The Long-tailed Skua, Stercorarius longicaudus (known as the Long-tailed Jaeger in North America) is a seabird in the skua family Stercorariidae.
This is the smallest of the skua family, distinguishable by its long tail feathers.
It breeds in the high Arctic of Eurasia and North America, with major populations in Russia, Alaska and Canada and smaller populations around the restof the Arctic. It is a migrant, wintering in the south Atlantic and Pacific.

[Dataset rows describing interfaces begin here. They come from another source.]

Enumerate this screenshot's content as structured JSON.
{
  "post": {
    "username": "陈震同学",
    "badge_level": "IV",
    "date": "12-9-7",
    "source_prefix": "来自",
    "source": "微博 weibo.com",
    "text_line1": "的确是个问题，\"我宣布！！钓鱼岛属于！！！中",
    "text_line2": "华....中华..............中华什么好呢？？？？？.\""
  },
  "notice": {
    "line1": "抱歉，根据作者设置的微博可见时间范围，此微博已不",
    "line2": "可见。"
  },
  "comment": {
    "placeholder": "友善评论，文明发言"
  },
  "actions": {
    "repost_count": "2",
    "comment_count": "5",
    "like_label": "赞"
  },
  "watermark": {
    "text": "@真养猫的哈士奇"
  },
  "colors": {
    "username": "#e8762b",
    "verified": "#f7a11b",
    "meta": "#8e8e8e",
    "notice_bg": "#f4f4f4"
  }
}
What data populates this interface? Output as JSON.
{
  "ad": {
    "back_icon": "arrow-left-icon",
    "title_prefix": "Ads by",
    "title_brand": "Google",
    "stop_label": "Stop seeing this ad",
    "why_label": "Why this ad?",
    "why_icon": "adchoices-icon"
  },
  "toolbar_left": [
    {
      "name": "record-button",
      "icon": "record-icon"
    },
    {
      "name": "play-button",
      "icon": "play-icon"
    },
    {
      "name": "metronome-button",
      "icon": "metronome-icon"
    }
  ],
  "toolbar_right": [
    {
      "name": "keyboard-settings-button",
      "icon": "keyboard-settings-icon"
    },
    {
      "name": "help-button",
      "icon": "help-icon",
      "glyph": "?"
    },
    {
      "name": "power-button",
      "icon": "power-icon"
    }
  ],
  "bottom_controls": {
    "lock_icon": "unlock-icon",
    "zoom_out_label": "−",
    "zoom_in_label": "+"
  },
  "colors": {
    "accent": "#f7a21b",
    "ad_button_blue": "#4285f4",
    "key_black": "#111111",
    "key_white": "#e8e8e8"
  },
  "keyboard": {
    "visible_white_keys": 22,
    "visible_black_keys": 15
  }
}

They nest on dry tundra or higher fells laying two spotted olive-brown eggs. Outside of the breeding season they spend most of their time over open ocean and have a harsh kreeah cry. This bird feeds on fish (mainly caught from other seabirds), small birds, scraps, small mammals and carrion. In good lemming years it breeds in regoins, such as the Norwegian mountains, where it is absent in other years. On migration, Long-tailed Jaegers are more likely to catch their own food, and less likely to steal from gulls and terns than larger species.